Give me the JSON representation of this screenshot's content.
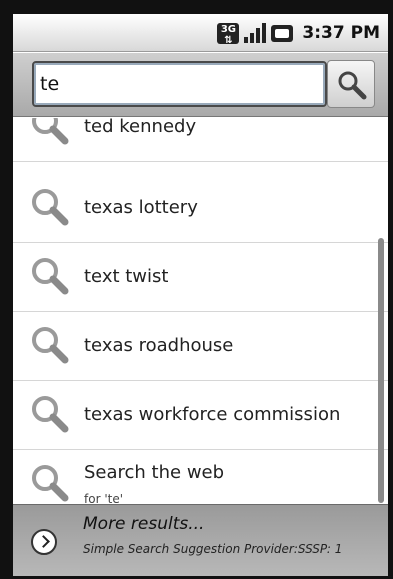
{
  "status_bar": {
    "network_label": "3G",
    "time": "3:37 PM"
  },
  "search": {
    "query": "te"
  },
  "suggestions": [
    {
      "label": "ted kennedy"
    },
    {
      "label": "texas lottery"
    },
    {
      "label": "text twist"
    },
    {
      "label": "texas roadhouse"
    },
    {
      "label": "texas workforce commission"
    },
    {
      "label": "Search the web",
      "sub": "for 'te'"
    }
  ],
  "footer": {
    "title": "More results...",
    "subtitle": "Simple Search Suggestion Provider:SSSP: 1"
  },
  "icons": {
    "search": "magnifier-icon",
    "more": "chevron-right-icon"
  },
  "colors": {
    "text": "#222222",
    "divider": "#d6d6d6"
  }
}
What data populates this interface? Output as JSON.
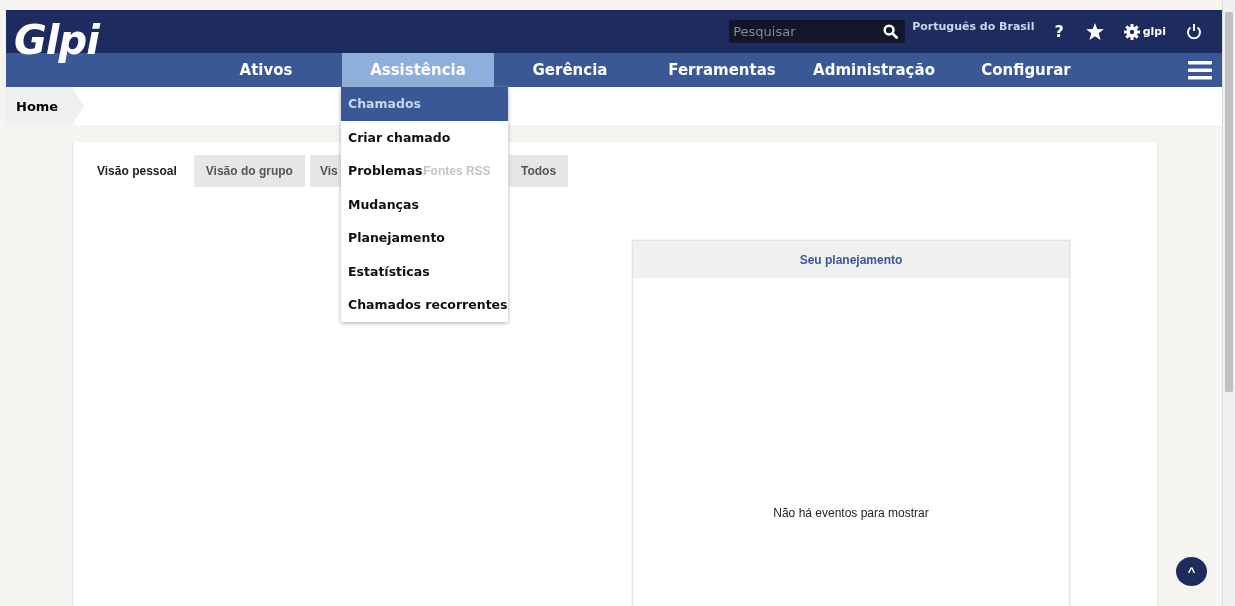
{
  "header": {
    "logo": "Glpi",
    "search": {
      "placeholder": "Pesquisar"
    },
    "language": "Português do Brasil",
    "help": "?",
    "user": "glpi"
  },
  "nav": [
    {
      "label": "Ativos",
      "selected": false
    },
    {
      "label": "Assistência",
      "selected": true
    },
    {
      "label": "Gerência",
      "selected": false
    },
    {
      "label": "Ferramentas",
      "selected": false
    },
    {
      "label": "Administração",
      "selected": false
    },
    {
      "label": "Configurar",
      "selected": false
    }
  ],
  "breadcrumb": [
    "Home"
  ],
  "dropdown": [
    {
      "label": "Chamados",
      "selected": true
    },
    {
      "label": "Criar chamado",
      "selected": false
    },
    {
      "label": "Problemas",
      "selected": false
    },
    {
      "label": "Mudanças",
      "selected": false
    },
    {
      "label": "Planejamento",
      "selected": false
    },
    {
      "label": "Estatísticas",
      "selected": false
    },
    {
      "label": "Chamados recorrentes",
      "selected": false
    }
  ],
  "tabs": [
    {
      "label": "Visão pessoal",
      "selected": true,
      "disabled": false
    },
    {
      "label": "Visão do grupo",
      "selected": false,
      "disabled": false
    },
    {
      "label": "Vis",
      "selected": false,
      "disabled": false
    },
    {
      "label": "Fontes RSS",
      "selected": false,
      "disabled": true
    },
    {
      "label": "Todos",
      "selected": false,
      "disabled": false
    }
  ],
  "planning": {
    "title": "Seu planejamento",
    "empty": "Não há eventos para mostrar"
  },
  "scroll_top": "^"
}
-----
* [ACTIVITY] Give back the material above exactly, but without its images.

* [TASK ANSWER]
Give me the JSON representation of this screenshot's content.
{
  "status_bar": {
    "network_label": "3G",
    "time": "3:37 PM"
  },
  "search": {
    "query": "te"
  },
  "suggestions": [
    {
      "label": "ted kennedy"
    },
    {
      "label": "texas lottery"
    },
    {
      "label": "text twist"
    },
    {
      "label": "texas roadhouse"
    },
    {
      "label": "texas workforce commission"
    },
    {
      "label": "Search the web",
      "sub": "for 'te'"
    }
  ],
  "footer": {
    "title": "More results...",
    "subtitle": "Simple Search Suggestion Provider:SSSP: 1"
  },
  "icons": {
    "search": "magnifier-icon",
    "more": "chevron-right-icon"
  },
  "colors": {
    "text": "#222222",
    "divider": "#d6d6d6"
  }
}
What data populates this interface? Output as JSON.
{
  "header": {
    "logo": "Glpi",
    "search": {
      "placeholder": "Pesquisar"
    },
    "language": "Português do Brasil",
    "help": "?",
    "user": "glpi"
  },
  "nav": [
    {
      "label": "Ativos",
      "selected": false
    },
    {
      "label": "Assistência",
      "selected": true
    },
    {
      "label": "Gerência",
      "selected": false
    },
    {
      "label": "Ferramentas",
      "selected": false
    },
    {
      "label": "Administração",
      "selected": false
    },
    {
      "label": "Configurar",
      "selected": false
    }
  ],
  "breadcrumb": [
    "Home"
  ],
  "dropdown": [
    {
      "label": "Chamados",
      "selected": true
    },
    {
      "label": "Criar chamado",
      "selected": false
    },
    {
      "label": "Problemas",
      "selected": false
    },
    {
      "label": "Mudanças",
      "selected": false
    },
    {
      "label": "Planejamento",
      "selected": false
    },
    {
      "label": "Estatísticas",
      "selected": false
    },
    {
      "label": "Chamados recorrentes",
      "selected": false
    }
  ],
  "tabs": [
    {
      "label": "Visão pessoal",
      "selected": true,
      "disabled": false
    },
    {
      "label": "Visão do grupo",
      "selected": false,
      "disabled": false
    },
    {
      "label": "Vis",
      "selected": false,
      "disabled": false
    },
    {
      "label": "Fontes RSS",
      "selected": false,
      "disabled": true
    },
    {
      "label": "Todos",
      "selected": false,
      "disabled": false
    }
  ],
  "planning": {
    "title": "Seu planejamento",
    "empty": "Não há eventos para mostrar"
  },
  "scroll_top": "^"
}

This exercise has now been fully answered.